*What is needed:*
Across the data below, state how many lines hold "field", and reply with nothing but that number.
Top of Input for this task
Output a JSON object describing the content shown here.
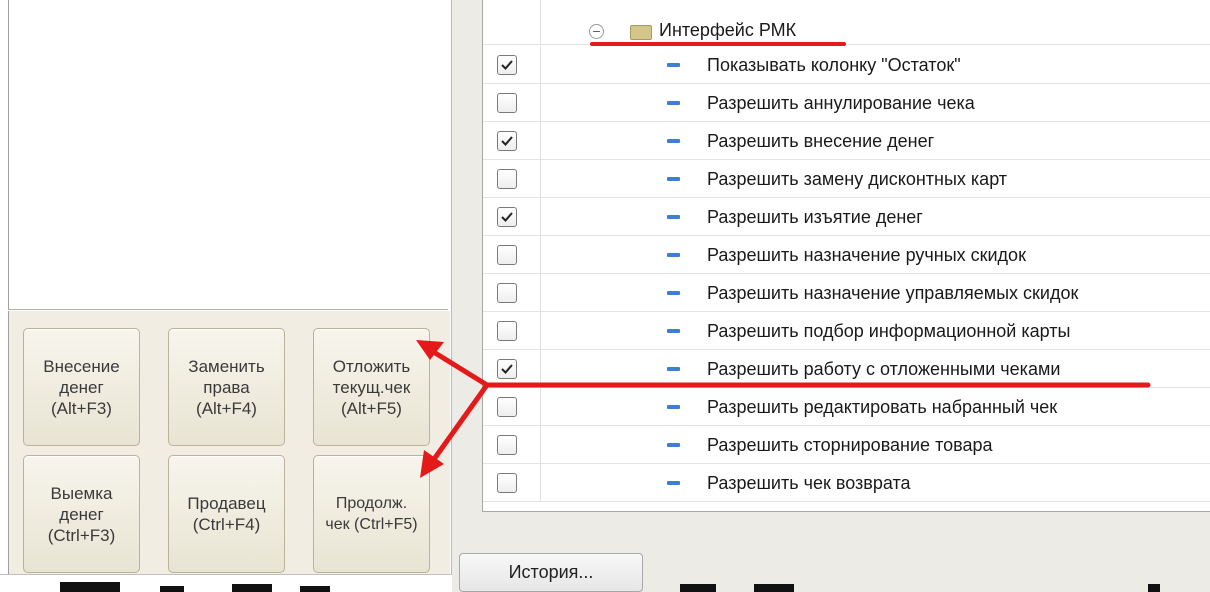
{
  "left": {
    "buttons": [
      {
        "label": "Внесение\nденег\n(Alt+F3)"
      },
      {
        "label": "Заменить\nправа\n(Alt+F4)"
      },
      {
        "label": "Отложить\nтекущ.чек\n(Alt+F5)"
      },
      {
        "label": "Выемка\nденег\n(Ctrl+F3)"
      },
      {
        "label": "Продавец\n(Ctrl+F4)"
      },
      {
        "label": "Продолж.\nчек (Ctrl+F5)"
      }
    ]
  },
  "settings": {
    "group_label": "Интерфейс РМК",
    "rows": [
      {
        "label": "Показывать колонку \"Остаток\"",
        "checked": true
      },
      {
        "label": "Разрешить аннулирование чека",
        "checked": false
      },
      {
        "label": "Разрешить внесение денег",
        "checked": true
      },
      {
        "label": "Разрешить замену дисконтных карт",
        "checked": false
      },
      {
        "label": "Разрешить изъятие денег",
        "checked": true
      },
      {
        "label": "Разрешить назначение ручных скидок",
        "checked": false
      },
      {
        "label": "Разрешить назначение управляемых скидок",
        "checked": false
      },
      {
        "label": "Разрешить подбор информационной карты",
        "checked": false
      },
      {
        "label": "Разрешить работу с отложенными чеками",
        "checked": true
      },
      {
        "label": "Разрешить редактировать набранный чек",
        "checked": false
      },
      {
        "label": "Разрешить сторнирование товара",
        "checked": false
      },
      {
        "label": "Разрешить чек возврата",
        "checked": false
      }
    ]
  },
  "footer": {
    "history_label": "История..."
  },
  "colors": {
    "annotation": "#e41a1a",
    "dash": "#3d7fd6"
  }
}
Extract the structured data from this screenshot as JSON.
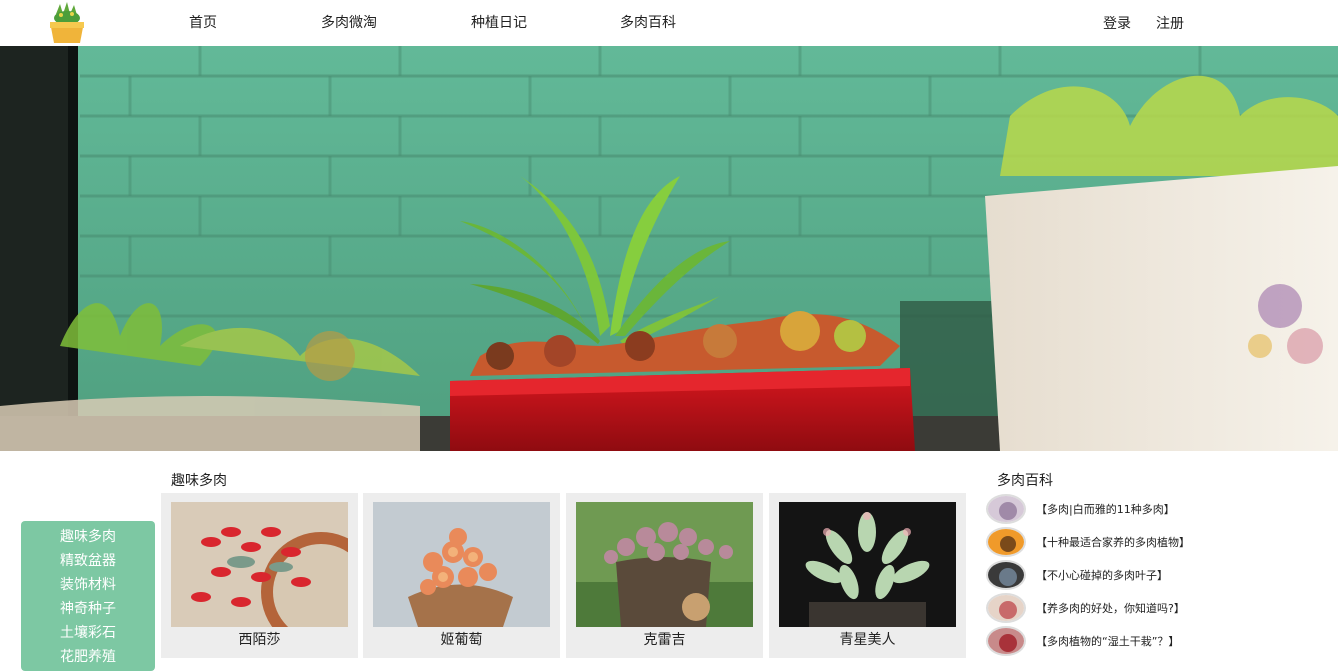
{
  "header": {
    "nav": [
      "首页",
      "多肉微淘",
      "种植日记",
      "多肉百科"
    ],
    "login": "登录",
    "register": "注册"
  },
  "sidebar": {
    "items": [
      "趣味多肉",
      "精致盆器",
      "装饰材料",
      "神奇种子",
      "土壤彩石",
      "花肥养殖"
    ]
  },
  "fun_section": {
    "title": "趣味多肉",
    "cards": [
      {
        "name": "西陌莎",
        "icon": "succulent-photo"
      },
      {
        "name": "姬葡萄",
        "icon": "succulent-photo"
      },
      {
        "name": "克雷吉",
        "icon": "succulent-photo"
      },
      {
        "name": "青星美人",
        "icon": "succulent-photo"
      }
    ]
  },
  "encyclopedia": {
    "title": "多肉百科",
    "items": [
      "【多肉|白而雅的11种多肉】",
      "【十种最适合家养的多肉植物】",
      "【不小心碰掉的多肉叶子】",
      "【养多肉的好处，你知道吗?】",
      "【多肉植物的“湿土干栽”？】"
    ]
  },
  "colors": {
    "sidebar_bg": "#7dc8a3",
    "card_bg": "#ededed",
    "banner_wall": "#6cc4a0",
    "pot_red": "#c0121a"
  }
}
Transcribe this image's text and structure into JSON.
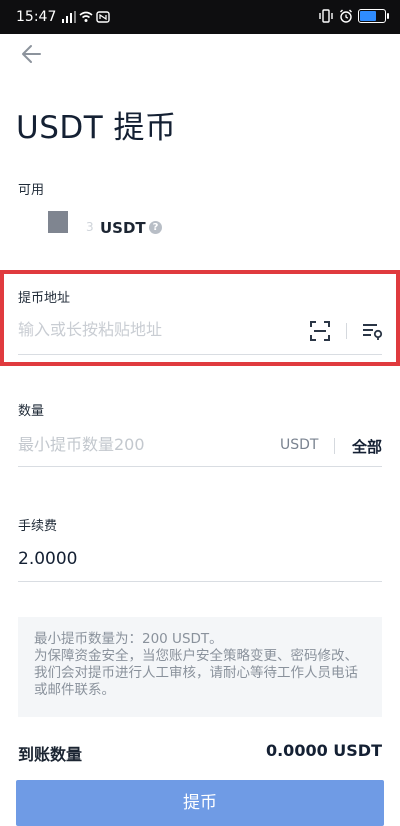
{
  "status_bar": {
    "time": "15:47",
    "battery_percent": 65,
    "icons": [
      "notification-icon",
      "signal-icon",
      "wifi-icon",
      "nfc-icon",
      "vibrate-icon",
      "alarm-icon",
      "battery-icon"
    ]
  },
  "header": {
    "title": "USDT 提币"
  },
  "available": {
    "label": "可用",
    "amount": "3",
    "unit": "USDT",
    "help_icon": "?"
  },
  "address": {
    "label": "提币地址",
    "placeholder": "输入或长按粘贴地址",
    "highlight_color": "#e03a3e"
  },
  "amount": {
    "label": "数量",
    "placeholder": "最小提币数量200",
    "unit": "USDT",
    "all_label": "全部"
  },
  "fee": {
    "label": "手续费",
    "value": "2.0000"
  },
  "notice": {
    "lines": [
      "最小提币数量为：200 USDT。",
      "为保障资金安全，当您账户安全策略变更、密码修改、我们会对提币进行人工审核，请耐心等待工作人员电话或邮件联系。"
    ]
  },
  "receive": {
    "label": "到账数量",
    "value": "0.0000 USDT"
  },
  "submit": {
    "label": "提币",
    "color": "#6f9be5"
  }
}
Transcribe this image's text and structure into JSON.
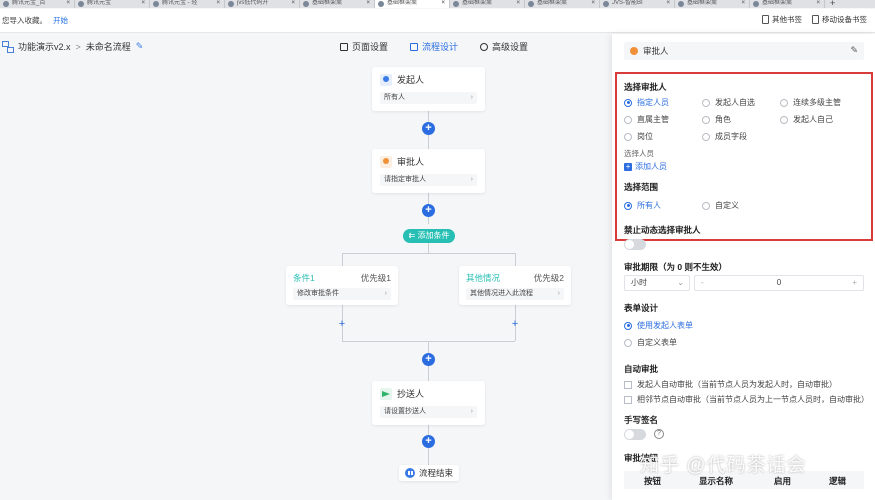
{
  "browser": {
    "tabs": [
      "腾讯元宝_百",
      "腾讯元宝",
      "腾讯元宝 - 轻",
      "jvs低代码开",
      "基础框架案",
      "基础框架案",
      "基础框架案",
      "基础框架案",
      "JVS-智能BI",
      "基础框架案",
      "基础框架案"
    ],
    "bookmark_tip": "您导入收藏。",
    "bookmark_link": "开始",
    "other_bookmarks": "其他书签",
    "mobile_bookmarks": "移动设备书签"
  },
  "header": {
    "app_name": "功能演示v2.x",
    "flow_name": "未命名流程",
    "tabs": [
      "页面设置",
      "流程设计",
      "高级设置"
    ]
  },
  "flow": {
    "start": {
      "title": "发起人",
      "field": "所有人"
    },
    "approver": {
      "title": "审批人",
      "field": "请指定审批人"
    },
    "add_condition": "添加条件",
    "branch1": {
      "title": "条件1",
      "priority": "优先级1",
      "field": "修改审批条件"
    },
    "branch2": {
      "title": "其他情况",
      "priority": "优先级2",
      "field": "其他情况进入此流程"
    },
    "cc": {
      "title": "抄送人",
      "field": "请设置抄送人"
    },
    "end": "流程结束"
  },
  "panel": {
    "title": "审批人",
    "select_approver": "选择审批人",
    "approver_options": [
      "指定人员",
      "发起人自选",
      "连续多级主管",
      "直属主管",
      "角色",
      "发起人自己",
      "岗位",
      "成员字段"
    ],
    "select_person_label": "选择人员",
    "add_person": "添加人员",
    "scope_label": "选择范围",
    "scope_options": [
      "所有人",
      "自定义"
    ],
    "forbid_dynamic": "禁止动态选择审批人",
    "deadline_label": "审批期限（为 0 则不生效）",
    "deadline_unit": "小时",
    "deadline_minus": "-",
    "deadline_value": "0",
    "deadline_plus": "+",
    "form_design": "表单设计",
    "form_options": [
      "使用发起人表单",
      "自定义表单"
    ],
    "auto_approve": "自动审批",
    "auto_options": [
      "发起人自动审批（当前节点人员为发起人时，自动审批）",
      "相邻节点自动审批（当前节点人员为上一节点人员时，自动审批）"
    ],
    "signature": "手写签名",
    "approval_buttons": "审批按钮",
    "table_headers": [
      "按钮",
      "显示名称",
      "启用",
      "逻辑"
    ]
  },
  "watermark": "知乎 @代码茶话会",
  "colors": {
    "primary": "#2b6de0",
    "teal": "#27bfb3",
    "highlight": "#d93a3a",
    "orange": "#f0913a",
    "green": "#2fb36b"
  }
}
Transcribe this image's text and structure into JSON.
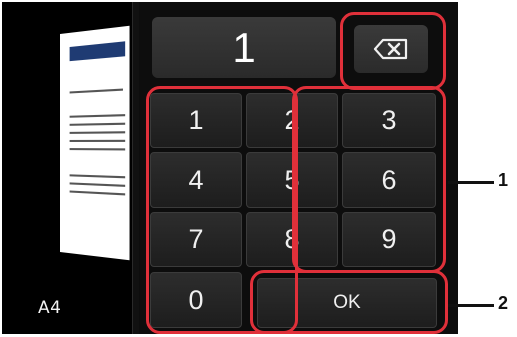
{
  "display": {
    "value": "1"
  },
  "keypad": {
    "digits": [
      "1",
      "2",
      "3",
      "4",
      "5",
      "6",
      "7",
      "8",
      "9",
      "0"
    ],
    "ok_label": "OK",
    "backspace_icon": "backspace-icon"
  },
  "preview": {
    "paper_size": "A4"
  },
  "callouts": [
    "1",
    "2"
  ],
  "colors": {
    "highlight": "#e0303a",
    "screen_bg": "#0d0d0d",
    "key_bg": "#262626"
  }
}
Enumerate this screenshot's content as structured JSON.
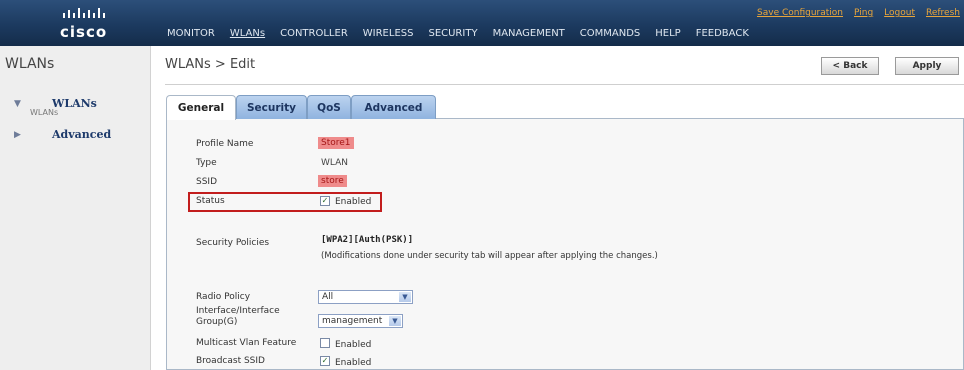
{
  "header": {
    "logo_text": "cisco",
    "utility_links": [
      "Save Configuration",
      "Ping",
      "Logout",
      "Refresh"
    ],
    "nav_items": [
      "MONITOR",
      "WLANs",
      "CONTROLLER",
      "WIRELESS",
      "SECURITY",
      "MANAGEMENT",
      "COMMANDS",
      "HELP",
      "FEEDBACK"
    ],
    "active_nav": "WLANs",
    "colors": {
      "header_bg": "#1c3a5f",
      "utility_link": "#e8a53c"
    }
  },
  "sidebar": {
    "heading": "WLANs",
    "items": [
      {
        "label": "WLANs",
        "sub": "WLANs",
        "expanded": true
      },
      {
        "label": "Advanced",
        "expanded": false
      }
    ]
  },
  "main": {
    "breadcrumb": "WLANs > Edit",
    "back_button": "< Back",
    "apply_button": "Apply",
    "tabs": [
      "General",
      "Security",
      "QoS",
      "Advanced"
    ],
    "active_tab": "General"
  },
  "general": {
    "profile_name": {
      "label": "Profile Name",
      "value": "Store1"
    },
    "type": {
      "label": "Type",
      "value": "WLAN"
    },
    "ssid": {
      "label": "SSID",
      "value": "store"
    },
    "status": {
      "label": "Status",
      "checkbox_label": "Enabled",
      "checked": true
    },
    "security_policies": {
      "label": "Security Policies",
      "value": "[WPA2][Auth(PSK)]",
      "note": "(Modifications done under security tab will appear after applying the changes.)"
    },
    "radio_policy": {
      "label": "Radio Policy",
      "selected": "All"
    },
    "interface_group": {
      "label": "Interface/Interface Group(G)",
      "selected": "management"
    },
    "multicast_vlan": {
      "label": "Multicast Vlan Feature",
      "checkbox_label": "Enabled",
      "checked": false
    },
    "broadcast_ssid": {
      "label": "Broadcast SSID",
      "checkbox_label": "Enabled",
      "checked": true
    }
  }
}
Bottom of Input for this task
*Task answer:*
5